Web page and app entries
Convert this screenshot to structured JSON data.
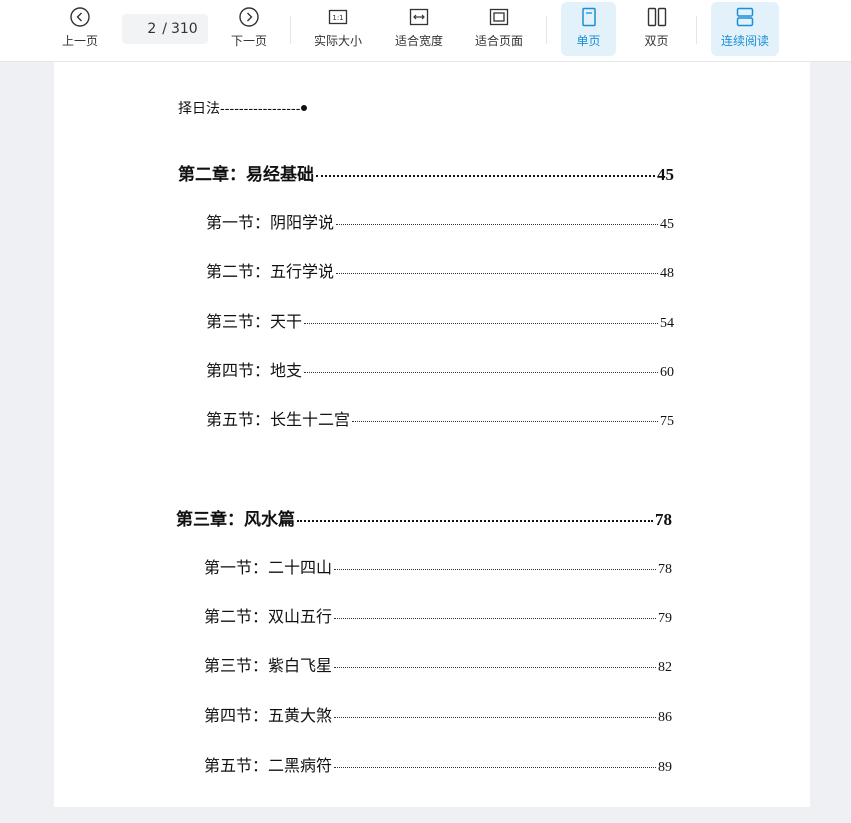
{
  "toolbar": {
    "prev_label": "上一页",
    "next_label": "下一页",
    "current_page": "2",
    "total_pages": "310",
    "page_separator": "/",
    "actual_size_label": "实际大小",
    "actual_size_glyph": "1:1",
    "fit_width_label": "适合宽度",
    "fit_page_label": "适合页面",
    "single_page_label": "单页",
    "double_page_label": "双页",
    "continuous_label": "连续阅读",
    "accent_color": "#1a8fd6"
  },
  "document": {
    "first_line": {
      "title": "择日法",
      "dashes": "-----------------"
    },
    "entries": [
      {
        "kind": "chapter",
        "title": "第二章：易经基础",
        "page": "45"
      },
      {
        "kind": "section",
        "title": "第一节：阴阳学说",
        "page": "45"
      },
      {
        "kind": "section",
        "title": "第二节：五行学说",
        "page": "48"
      },
      {
        "kind": "section",
        "title": "第三节：天干",
        "page": "54"
      },
      {
        "kind": "section",
        "title": "第四节：地支",
        "page": "60"
      },
      {
        "kind": "section",
        "title": "第五节：长生十二宫",
        "page": "75"
      },
      {
        "kind": "chapter",
        "title": "第三章：风水篇",
        "page": "78"
      },
      {
        "kind": "section",
        "title": "第一节：二十四山",
        "page": "78"
      },
      {
        "kind": "section",
        "title": "第二节：双山五行",
        "page": "79"
      },
      {
        "kind": "section",
        "title": "第三节：紫白飞星",
        "page": "82"
      },
      {
        "kind": "section",
        "title": "第四节：五黄大煞",
        "page": "86"
      },
      {
        "kind": "section",
        "title": "第五节：二黑病符",
        "page": "89"
      }
    ]
  }
}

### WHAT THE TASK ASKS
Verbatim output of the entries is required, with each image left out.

### EXERCISE SOLUTION
Convert this screenshot to structured JSON data.
{
  "toolbar": {
    "prev_label": "上一页",
    "next_label": "下一页",
    "current_page": "2",
    "total_pages": "310",
    "page_separator": "/",
    "actual_size_label": "实际大小",
    "actual_size_glyph": "1:1",
    "fit_width_label": "适合宽度",
    "fit_page_label": "适合页面",
    "single_page_label": "单页",
    "double_page_label": "双页",
    "continuous_label": "连续阅读",
    "accent_color": "#1a8fd6"
  },
  "document": {
    "first_line": {
      "title": "择日法",
      "dashes": "-----------------"
    },
    "entries": [
      {
        "kind": "chapter",
        "title": "第二章：易经基础",
        "page": "45"
      },
      {
        "kind": "section",
        "title": "第一节：阴阳学说",
        "page": "45"
      },
      {
        "kind": "section",
        "title": "第二节：五行学说",
        "page": "48"
      },
      {
        "kind": "section",
        "title": "第三节：天干",
        "page": "54"
      },
      {
        "kind": "section",
        "title": "第四节：地支",
        "page": "60"
      },
      {
        "kind": "section",
        "title": "第五节：长生十二宫",
        "page": "75"
      },
      {
        "kind": "chapter",
        "title": "第三章：风水篇",
        "page": "78"
      },
      {
        "kind": "section",
        "title": "第一节：二十四山",
        "page": "78"
      },
      {
        "kind": "section",
        "title": "第二节：双山五行",
        "page": "79"
      },
      {
        "kind": "section",
        "title": "第三节：紫白飞星",
        "page": "82"
      },
      {
        "kind": "section",
        "title": "第四节：五黄大煞",
        "page": "86"
      },
      {
        "kind": "section",
        "title": "第五节：二黑病符",
        "page": "89"
      }
    ]
  }
}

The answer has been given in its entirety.